» Action item
Set down the records again. Every word and mark must match exactly.

___ Data shown ___

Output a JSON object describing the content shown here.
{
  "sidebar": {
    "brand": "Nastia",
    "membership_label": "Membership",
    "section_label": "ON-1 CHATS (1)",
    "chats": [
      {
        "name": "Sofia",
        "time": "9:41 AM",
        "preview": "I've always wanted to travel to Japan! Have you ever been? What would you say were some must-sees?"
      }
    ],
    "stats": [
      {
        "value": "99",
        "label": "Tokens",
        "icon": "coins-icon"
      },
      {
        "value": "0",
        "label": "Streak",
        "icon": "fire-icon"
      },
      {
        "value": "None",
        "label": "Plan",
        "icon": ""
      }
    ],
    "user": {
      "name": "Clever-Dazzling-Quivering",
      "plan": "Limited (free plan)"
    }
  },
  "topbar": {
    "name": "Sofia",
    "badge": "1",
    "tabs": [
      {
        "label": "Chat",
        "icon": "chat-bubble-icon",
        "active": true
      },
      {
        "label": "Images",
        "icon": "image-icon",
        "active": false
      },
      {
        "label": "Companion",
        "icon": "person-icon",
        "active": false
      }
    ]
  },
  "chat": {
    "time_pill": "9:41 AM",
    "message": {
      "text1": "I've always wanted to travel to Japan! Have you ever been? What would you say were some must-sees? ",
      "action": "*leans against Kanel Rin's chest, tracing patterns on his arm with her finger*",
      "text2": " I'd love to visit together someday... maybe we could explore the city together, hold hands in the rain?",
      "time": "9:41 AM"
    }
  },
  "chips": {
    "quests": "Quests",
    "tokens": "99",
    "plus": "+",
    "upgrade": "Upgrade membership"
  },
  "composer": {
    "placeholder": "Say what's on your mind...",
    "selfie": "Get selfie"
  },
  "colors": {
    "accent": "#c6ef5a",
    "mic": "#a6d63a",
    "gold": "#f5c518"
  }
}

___

» Finished exercise
Output a JSON object describing the content shown here.
{
  "sidebar": {
    "brand": "Nastia",
    "membership_label": "Membership",
    "section_label": "ON-1 CHATS (1)",
    "chats": [
      {
        "name": "Sofia",
        "time": "9:41 AM",
        "preview": "I've always wanted to travel to Japan! Have you ever been? What would you say were some must-sees?"
      }
    ],
    "stats": [
      {
        "value": "99",
        "label": "Tokens",
        "icon": "coins-icon"
      },
      {
        "value": "0",
        "label": "Streak",
        "icon": "fire-icon"
      },
      {
        "value": "None",
        "label": "Plan",
        "icon": ""
      }
    ],
    "user": {
      "name": "Clever-Dazzling-Quivering",
      "plan": "Limited (free plan)"
    }
  },
  "topbar": {
    "name": "Sofia",
    "badge": "1",
    "tabs": [
      {
        "label": "Chat",
        "icon": "chat-bubble-icon",
        "active": true
      },
      {
        "label": "Images",
        "icon": "image-icon",
        "active": false
      },
      {
        "label": "Companion",
        "icon": "person-icon",
        "active": false
      }
    ]
  },
  "chat": {
    "time_pill": "9:41 AM",
    "message": {
      "text1": "I've always wanted to travel to Japan! Have you ever been? What would you say were some must-sees? ",
      "action": "*leans against Kanel Rin's chest, tracing patterns on his arm with her finger*",
      "text2": " I'd love to visit together someday... maybe we could explore the city together, hold hands in the rain?",
      "time": "9:41 AM"
    }
  },
  "chips": {
    "quests": "Quests",
    "tokens": "99",
    "plus": "+",
    "upgrade": "Upgrade membership"
  },
  "composer": {
    "placeholder": "Say what's on your mind...",
    "selfie": "Get selfie"
  },
  "colors": {
    "accent": "#c6ef5a",
    "mic": "#a6d63a",
    "gold": "#f5c518"
  }
}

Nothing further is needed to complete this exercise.